Gum disease? Me?

As a manager in a dentist office, is common to think that I am an expert in the matter. But no, definitely I have learned more about since my son got his braces than ever. Healthy pink gums can quickly become red and swollen from poor oral hygiene. Yes, it happens to dentist’s kids too. So, I started to read more about and found some interesting information that can come handy for you.

Recognizing gum disease

When teeth aren’t kept clean, bacteria start to grow in the mouth. That can cause inflammation and, over time, lead to gum disease. It doesn’t actually cause pain or discomfort as it begins making it more difficult to recognize, be aware of these symptoms:

  • Red, swollen, or tender gums
  • Bleeding while brushing or flossing
  • Receding gum line
  • Loose teeth
  • Sensitivity to heat and cold
  • Metal taste in the mouth
  • Bad breath
  • Sores in the mouth

Gum disease is associated with diabetes and heart disease

Diabetics more at risk for dental problems, emerging research suggests that the relationship between diseases is two-way. If blood glucose levels are poorly controlled, is more likely to develop serious gum disease and lose more teeth than non-diabetics. Like all infections, this can be a factor in causing blood sugar to rise and make diabetes harder to control. Other oral problems associated with diabetes include: thrush, an infection caused by fungus that grows in the mouth, and dry mouth, soreness, ulcers, infections and cavities.

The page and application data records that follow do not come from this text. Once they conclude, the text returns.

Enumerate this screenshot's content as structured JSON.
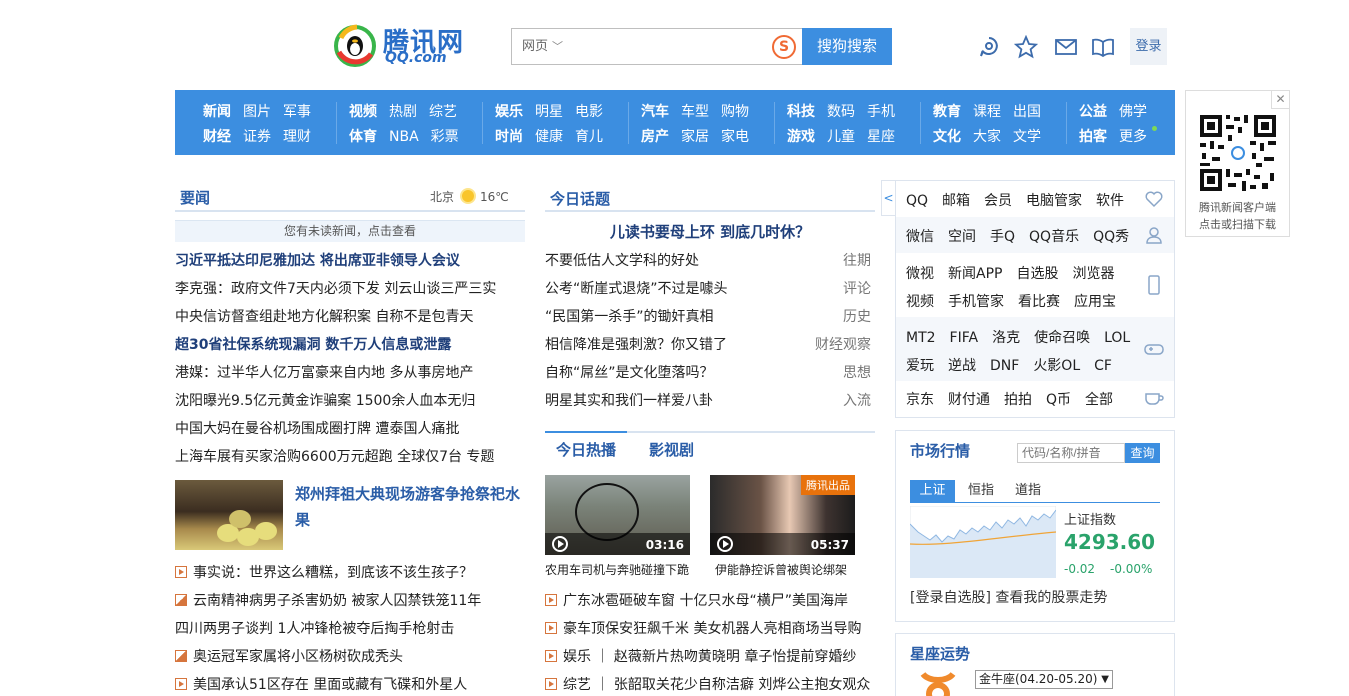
{
  "brand": {
    "name": "腾讯网",
    "domain": "QQ.com"
  },
  "search": {
    "scope": "网页",
    "placeholder": "",
    "button": "搜狗搜索"
  },
  "header": {
    "login": "登录"
  },
  "nav": [
    {
      "row1": [
        "新闻",
        "图片",
        "军事"
      ],
      "row2": [
        "财经",
        "证券",
        "理财"
      ]
    },
    {
      "row1": [
        "视频",
        "热剧",
        "综艺"
      ],
      "row2": [
        "体育",
        "NBA",
        "彩票"
      ]
    },
    {
      "row1": [
        "娱乐",
        "明星",
        "电影"
      ],
      "row2": [
        "时尚",
        "健康",
        "育儿"
      ]
    },
    {
      "row1": [
        "汽车",
        "车型",
        "购物"
      ],
      "row2": [
        "房产",
        "家居",
        "家电"
      ]
    },
    {
      "row1": [
        "科技",
        "数码",
        "手机"
      ],
      "row2": [
        "游戏",
        "儿童",
        "星座"
      ]
    },
    {
      "row1": [
        "教育",
        "课程",
        "出国"
      ],
      "row2": [
        "文化",
        "大家",
        "文学"
      ]
    },
    {
      "row1": [
        "公益",
        "佛学"
      ],
      "row2": [
        "拍客",
        "更多"
      ]
    }
  ],
  "qr": {
    "line1": "腾讯新闻客户端",
    "line2": "点击或扫描下载"
  },
  "yaowen": {
    "title": "要闻",
    "city": "北京",
    "temp": "16℃",
    "unread": "您有未读新闻，点击查看",
    "news": [
      "习近平抵达印尼雅加达 将出席亚非领导人会议",
      "李克强：政府文件7天内必须下发 刘云山谈三严三实",
      "中央信访督查组赴地方化解积案 自称不是包青天",
      "超30省社保系统现漏洞 数千万人信息或泄露",
      "港媒：过半华人亿万富豪来自内地 多从事房地产",
      "沈阳曝光9.5亿元黄金诈骗案 1500余人血本无归",
      "中国大妈在曼谷机场围成圈打牌 遭泰国人痛批",
      "上海车展有买家洽购6600万元超跑 全球仅7台 专题"
    ],
    "feature": "郑州拜祖大典现场游客争抢祭祀水果",
    "more": [
      "事实说：世界这么糟糕，到底该不该生孩子？",
      "云南精神病男子杀害奶奶 被家人囚禁铁笼11年",
      "四川两男子谈判 1人冲锋枪被夺后掏手枪射击",
      "奥运冠军家属将小区杨树砍成秃头",
      "美国承认51区存在 里面或藏有飞碟和外星人"
    ]
  },
  "huati": {
    "title": "今日话题",
    "headline": "儿读书要母上环 到底几时休？",
    "items": [
      {
        "text": "不要低估人文学科的好处",
        "tag": "往期"
      },
      {
        "text": "公考“断崖式退烧”不过是噱头",
        "tag": "评论"
      },
      {
        "text": "“民国第一杀手”的锄奸真相",
        "tag": "历史"
      },
      {
        "text": "相信降准是强刺激？你又错了",
        "tag": "财经观察"
      },
      {
        "text": "自称“屌丝”是文化堕落吗？",
        "tag": "思想"
      },
      {
        "text": "明星其实和我们一样爱八卦",
        "tag": "入流"
      }
    ]
  },
  "tabs": {
    "tab1": "今日热播",
    "tab2": "影视剧"
  },
  "videos": [
    {
      "duration": "03:16",
      "caption": "农用车司机与奔驰碰撞下跪"
    },
    {
      "duration": "05:37",
      "caption": "伊能静控诉曾被舆论绑架",
      "badge": "腾讯出品"
    }
  ],
  "video_news": [
    "广东冰雹砸破车窗 十亿只水母“横尸”美国海岸",
    "豪车顶保安狂飙千米 美女机器人亮相商场当导购",
    "娱乐 ｜ 赵薇新片热吻黄晓明 章子怡提前穿婚纱",
    "综艺 ｜ 张韶取关花少自称洁癖 刘烨公主抱女观众"
  ],
  "services": [
    [
      "QQ",
      "邮箱",
      "会员",
      "电脑管家",
      "软件"
    ],
    [
      "微信",
      "空间",
      "手Q",
      "QQ音乐",
      "QQ秀"
    ],
    [
      "微视",
      "新闻APP",
      "自选股",
      "浏览器"
    ],
    [
      "视频",
      "手机管家",
      "看比赛",
      "应用宝"
    ],
    [
      "MT2",
      "FIFA",
      "洛克",
      "使命召唤",
      "LOL"
    ],
    [
      "爱玩",
      "逆战",
      "DNF",
      "火影OL",
      "CF"
    ],
    [
      "京东",
      "财付通",
      "拍拍",
      "Q币",
      "全部"
    ]
  ],
  "market": {
    "title": "市场行情",
    "placeholder": "代码/名称/拼音",
    "button": "查询",
    "tabs": [
      "上证",
      "恒指",
      "道指"
    ],
    "index_name": "上证指数",
    "index_value": "4293.60",
    "change": "-0.02",
    "change_pct": "-0.00%",
    "footer": "[登录自选股] 查看我的股票走势"
  },
  "xingzuo": {
    "title": "星座运势",
    "selected": "金牛座(04.20-05.20)"
  },
  "colors": {
    "nav_bg": "#3c8ee0",
    "title_blue": "#2a5da7",
    "up_green": "#2aa36b"
  }
}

Healthy Gums, Healthy Heart

Gums are full of blood vessels, and the mouth full of bacteria. When periodontitis is present bacteria gets into the bloodstream. These bacteria can go anywhere and trigger inflammation throughout the body including the heart. With healthy gums, there is significantly less bacteria in the heart.

Martha ‘Chechi’  Restrepo
Office Manager – South Miami Family Dental